While El Cucuy is viewed as a horrible monster used to cause fear within children for them to behave, especially in the Latin American cultures, it is also used in a much deeper meaning for those who begin to understand just how it has been used throughout culture. Through fears of being kidnapped, being eaten by a sick man, or being held hostage in a cave until their death, El Cucuy haunts children who misbehave their parents and rebel against society’s proper manners.
Ainsworth-Vincze, Cameron. “Mexico’s New War on Kidnappers.” Maclean’s, vol. 121, no. 39, Oct. 2008, p. 51. EBSCOhost, search.ebscohost.com/login.aspx?direct=true&db=a9h&AN=34715314&site=ehost-live.
Bitto, Robert. “El Cucuy, the Mexican Bogeyman.” Mexico Unexplained, Mexico Unexplained, 25 Sept. 2017, mexicounexplained.com/el-cucuy-mexican-bogeyman/.

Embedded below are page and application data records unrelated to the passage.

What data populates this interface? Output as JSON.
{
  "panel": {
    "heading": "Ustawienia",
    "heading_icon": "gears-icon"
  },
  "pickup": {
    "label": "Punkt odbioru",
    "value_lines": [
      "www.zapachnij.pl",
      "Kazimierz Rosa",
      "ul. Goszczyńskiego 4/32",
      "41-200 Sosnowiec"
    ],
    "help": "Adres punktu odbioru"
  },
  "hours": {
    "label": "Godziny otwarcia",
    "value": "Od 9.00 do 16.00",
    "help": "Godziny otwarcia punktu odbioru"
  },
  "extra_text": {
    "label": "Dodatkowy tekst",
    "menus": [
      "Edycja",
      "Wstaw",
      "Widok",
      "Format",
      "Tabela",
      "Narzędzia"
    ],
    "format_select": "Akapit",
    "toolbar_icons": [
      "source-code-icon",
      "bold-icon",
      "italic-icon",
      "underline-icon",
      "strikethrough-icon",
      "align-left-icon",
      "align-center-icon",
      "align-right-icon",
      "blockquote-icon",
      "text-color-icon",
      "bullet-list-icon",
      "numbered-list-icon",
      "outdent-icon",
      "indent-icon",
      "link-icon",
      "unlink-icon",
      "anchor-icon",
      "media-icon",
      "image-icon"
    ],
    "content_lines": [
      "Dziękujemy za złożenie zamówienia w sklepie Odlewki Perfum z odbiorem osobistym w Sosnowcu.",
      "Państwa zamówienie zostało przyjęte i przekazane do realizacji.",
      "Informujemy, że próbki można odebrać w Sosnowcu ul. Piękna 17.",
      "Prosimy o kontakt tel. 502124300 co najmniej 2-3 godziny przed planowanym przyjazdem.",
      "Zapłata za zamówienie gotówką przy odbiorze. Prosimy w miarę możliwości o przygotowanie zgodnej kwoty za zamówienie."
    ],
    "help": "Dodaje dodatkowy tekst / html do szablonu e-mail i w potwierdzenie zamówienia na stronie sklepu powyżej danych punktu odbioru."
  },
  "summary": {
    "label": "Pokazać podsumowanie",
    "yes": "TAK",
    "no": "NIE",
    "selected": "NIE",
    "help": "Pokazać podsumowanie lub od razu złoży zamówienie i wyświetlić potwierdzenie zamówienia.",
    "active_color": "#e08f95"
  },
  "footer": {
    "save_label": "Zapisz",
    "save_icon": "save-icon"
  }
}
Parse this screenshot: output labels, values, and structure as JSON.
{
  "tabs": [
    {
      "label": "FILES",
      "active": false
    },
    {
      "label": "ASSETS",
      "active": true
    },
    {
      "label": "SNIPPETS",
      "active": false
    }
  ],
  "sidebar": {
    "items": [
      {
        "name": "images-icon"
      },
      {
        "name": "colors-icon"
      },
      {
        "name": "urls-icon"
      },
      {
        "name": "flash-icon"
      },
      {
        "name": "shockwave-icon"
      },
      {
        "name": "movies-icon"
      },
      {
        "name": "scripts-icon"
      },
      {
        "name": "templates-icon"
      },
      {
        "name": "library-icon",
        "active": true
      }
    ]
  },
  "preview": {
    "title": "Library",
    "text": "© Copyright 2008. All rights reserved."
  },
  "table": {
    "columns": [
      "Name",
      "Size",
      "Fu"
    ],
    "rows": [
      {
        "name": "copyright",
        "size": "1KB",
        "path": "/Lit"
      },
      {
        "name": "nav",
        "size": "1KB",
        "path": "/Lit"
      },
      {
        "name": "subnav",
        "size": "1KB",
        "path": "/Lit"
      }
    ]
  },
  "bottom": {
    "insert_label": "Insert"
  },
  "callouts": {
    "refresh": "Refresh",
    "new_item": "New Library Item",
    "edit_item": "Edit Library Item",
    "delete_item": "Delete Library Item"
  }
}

Cohen, Jeffrey Jerome. Monster Theory: Reading Culture. University of Minnesota Press, 1997.
Hybrid. “CUCUY: THE BOOGEYMAN Official Trailer (2018).” YouTube, YouTube, 7 Oct. 2018, http://www.youtube.com/watch?v=-7hOe6cPVys.
Hayes, Joe, and Honorio Robledo. El Cucuy!: a Bogeyman Cuento. Cinco Puntos Press, 2001.
“NIH Fact Sheets – Tuberculosis.” National Institutes of Health, U.S. Department of Health and Human Services, report.nih.gov/nihfactsheets/ViewFactSheet.aspx?csid=31.
Ramos, Octavio. “Monster of the Week: El Cucuy.” AXS, 27 Nov. 2010, axs.com/monster-of-the-week-el-cucuy-98344.
Taveras, Julia. “The Top 5 Latino Horror Legends & Monsters.” Remezcla, 27 Oct. 2015, remezcla.com/culture/top-5-latino-halloween-legends-and-monsters/.